But there was another nucleus that eventually formed and this one can perhaps claim a special centrality and source of definition. There are a number of artists who tend to be found in the latter stage of the Symbolist era who can be called artists of THE EXISTENTIAL IMAGINATION. The convenience and reassurance found in the familiar subject matters and imaginative constructions of previous generations are stripped away. Here are imaginings that make reference only to the here and now pre-occupations, often extremely anxious ones, of being in a world as it tips from one century into the next. A world in which there is much upheaval but also new personal freedom, and in which individual responsibilty has to be taken for that which is felt, thought and indeed, imagined. Here can be found the isolated female figures of the Belgian Leon Spilliaert, silhouetted upon a strip of shoreline or quayside, the symbolic meeting place with the unconscious. There are the the Swiss Ferdinand Hodler’s strangely delineated figures, gesturing and positioned in ways that make reference to the metaphysical, but also to the strangeness of being ‘Der Tag’ 1900 (Kunstmuseum, Bern)

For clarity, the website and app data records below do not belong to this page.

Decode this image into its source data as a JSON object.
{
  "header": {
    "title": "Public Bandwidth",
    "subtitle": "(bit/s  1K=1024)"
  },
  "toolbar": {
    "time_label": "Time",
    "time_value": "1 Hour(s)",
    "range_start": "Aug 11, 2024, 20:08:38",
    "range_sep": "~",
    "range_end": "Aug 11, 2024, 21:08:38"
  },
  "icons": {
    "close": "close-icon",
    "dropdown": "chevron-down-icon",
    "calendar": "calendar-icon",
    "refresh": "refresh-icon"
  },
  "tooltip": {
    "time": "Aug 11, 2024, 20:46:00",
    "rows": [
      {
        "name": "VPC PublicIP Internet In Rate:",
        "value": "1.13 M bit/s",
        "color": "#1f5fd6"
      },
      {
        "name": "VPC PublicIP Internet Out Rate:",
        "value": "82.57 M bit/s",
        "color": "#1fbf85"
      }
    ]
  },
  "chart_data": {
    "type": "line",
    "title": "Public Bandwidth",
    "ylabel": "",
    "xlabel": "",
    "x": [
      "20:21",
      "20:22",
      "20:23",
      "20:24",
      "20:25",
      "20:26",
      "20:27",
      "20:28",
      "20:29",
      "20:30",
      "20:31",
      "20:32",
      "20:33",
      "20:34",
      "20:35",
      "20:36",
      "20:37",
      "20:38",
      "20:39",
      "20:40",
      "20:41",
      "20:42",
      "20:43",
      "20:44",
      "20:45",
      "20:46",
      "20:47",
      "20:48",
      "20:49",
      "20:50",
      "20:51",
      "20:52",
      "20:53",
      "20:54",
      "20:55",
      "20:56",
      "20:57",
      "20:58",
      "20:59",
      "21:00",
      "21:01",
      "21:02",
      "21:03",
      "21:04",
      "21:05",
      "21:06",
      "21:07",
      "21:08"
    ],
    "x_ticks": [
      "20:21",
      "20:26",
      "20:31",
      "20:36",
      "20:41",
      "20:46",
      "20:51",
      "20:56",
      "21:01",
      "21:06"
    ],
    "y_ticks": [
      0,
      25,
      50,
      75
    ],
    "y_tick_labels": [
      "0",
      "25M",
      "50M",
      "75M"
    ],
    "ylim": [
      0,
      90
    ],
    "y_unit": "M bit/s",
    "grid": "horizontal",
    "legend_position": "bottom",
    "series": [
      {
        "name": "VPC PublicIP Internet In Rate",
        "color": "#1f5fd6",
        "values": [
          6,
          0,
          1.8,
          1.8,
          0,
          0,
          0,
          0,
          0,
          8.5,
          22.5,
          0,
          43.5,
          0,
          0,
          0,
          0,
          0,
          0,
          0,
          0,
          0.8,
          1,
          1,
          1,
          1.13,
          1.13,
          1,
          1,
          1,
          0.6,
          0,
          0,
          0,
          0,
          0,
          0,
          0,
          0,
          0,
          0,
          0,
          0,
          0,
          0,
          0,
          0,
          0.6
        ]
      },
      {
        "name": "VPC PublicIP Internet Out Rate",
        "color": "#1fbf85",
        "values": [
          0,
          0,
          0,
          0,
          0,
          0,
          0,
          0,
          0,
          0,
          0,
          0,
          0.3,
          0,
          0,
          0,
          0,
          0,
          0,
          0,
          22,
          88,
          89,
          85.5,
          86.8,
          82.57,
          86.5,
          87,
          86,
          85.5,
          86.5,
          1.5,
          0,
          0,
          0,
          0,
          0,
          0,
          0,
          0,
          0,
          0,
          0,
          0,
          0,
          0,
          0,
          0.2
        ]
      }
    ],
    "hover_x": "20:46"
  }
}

and perhaps above all, the moody and melancholic subjectivity of Edvard Munch. Munch is frequently beset by that most troubled of Symbolist pre-occupations, the man who is emotionally and sexually in thrall to the desired, but over-powering woman. In this he often produced familiar symbolist iconography. However, as pointed out by Luigi Bernardi in his article that accompanied the exhibition of works by Munch and Félicien Rops, ‘Man Woman’, Munch (unlike Rops), ventured into new territory to express the insecurity and uncertainty besetting the sexual and gender relations of the time as they impacted on both men and women. Bernardi writes: “…embraces like the one in the painting of 1897 (by Munch), The Kiss, are often embraces in the dark, full of fear rather than sensuality, a clinging onto each other rather than an amorous embrace”.

There is no reference to extraneous sources in these pictures; no borrowing from previous epochs, no looking to familiar narratives within which to imagine.

This art is anxiously, courageously of the moment; of the existence of the self, precarious as this may be, and its way of letting itself be known, through the imagination.